The SPLC today delivered a petition signed by more than 5,800 people to Florida Gov. Rick Scott demanding that the state stop discriminating against black and Hispanic students by setting lower academic goals for students of color.
The Southern Poverty Law Center (SPLC) today delivered a petition signed by more than 5,800 people to Florida Gov. Rick Scott demanding that the state stop discriminating against black and Hispanic students by setting lower academic goals for students of color.
The petition, organized by the SPLC and the ACLU, asks Scott to set equal academic goals for all children in Florida’s public schools, regardless of their race. The Florida Board of Education’s Strategic Plan sets lower academic goals on the basis of race and national origin of students.
“This racist policy sends a devastating message to children: that it is the color of their skin – not their hard work and perseverance – that determines their success,” said Tania Galloni, managing attorney in the SPLC’s Florida office. “We know from decades of research that when teachers think less of their students, they teach less, and children believe that they can do less.”
The petition was delivered five days before the 60th anniversary of the U.S. Supreme Court’s historic ruling in Brown v. Board of Education that outlawed school segregation.
The SPLC filed a federal civil rights complaint in August alleging that the Florida Department of Education discriminated against black and Hispanic students by adopting the plan. The complaint, filed with the Civil Rights Division of the U.S. Department of Justice on behalf of the state’s black and Hispanic students, describes how the plan “perpetuates stereotypes that certain individuals are less capable than others based on nothing other than the color of their skin” – creating a “self-fulfilling prophecy” of lower achievement for an entire generation of students.
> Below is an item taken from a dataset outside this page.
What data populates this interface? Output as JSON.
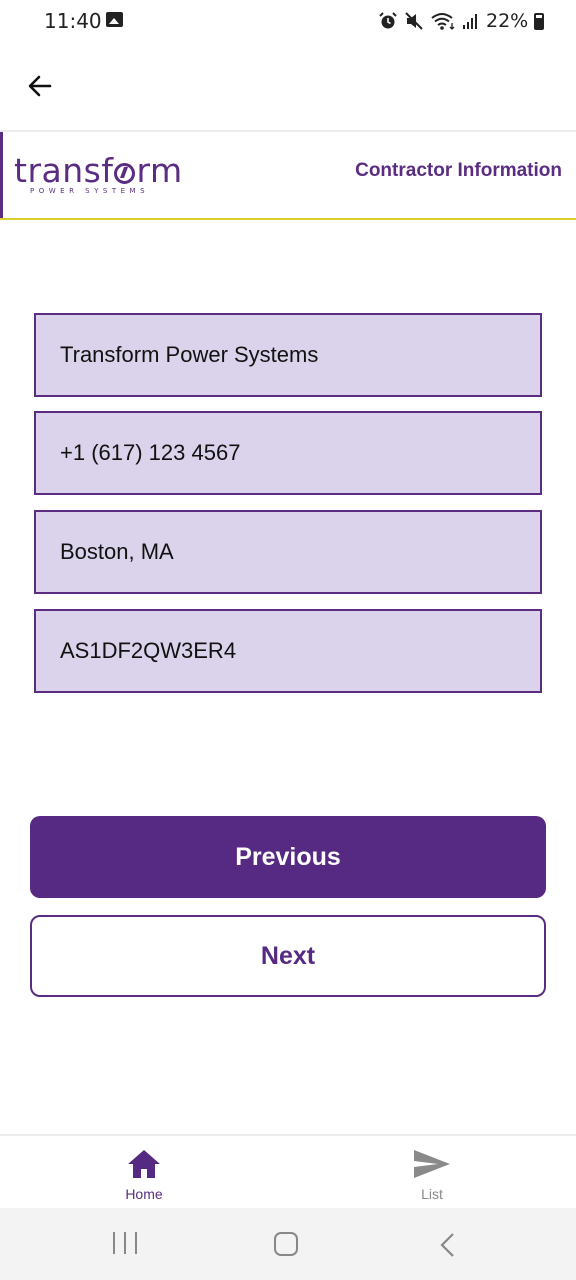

More than half of Florida’s 2.7 million public school students are black or Hispanic. The plan sets a goal of 90 percent of Asian-American students and 88 percent of white students to be reading at grade level by 2018, but only 74 percent of black students and 81 percent of Hispanic students are expected to read at grade level.
Under these goals, almost the entire population of the Miami-Dade County Public Schools district – which is more than 90 percent black and Hispanic, and is the state’s most populous school district – is held to an academic standard far lower than districts with large white and Asian-American student populations.
“As a retired teacher, I know that lower expectations lead to lower performance, for students in all categories,” wrote one petition signer. “This is clearly a discriminatory policy, in my view.”
Another retired teacher wrote: “Can you imagine a syllabus for my classes indicating dual grading systems, one for whites and one for blacks? It’s outrageous!!”
The plan creates a risk of segregation as children of color are more likely to be placed in classes for students with lower abilities – another violation of the Civil Rights Act, which prohibits public school segregation, the complaint says. Research has shown that lower expectations become self-fulfilling prophecies. When teachers expect more from their students, they provide higher quality instruction that challenges students to meet those expectations.
The Legal Aid Society of Palm Beach County is co-counsel with the SPLC in the complaint filed with the Justice Department.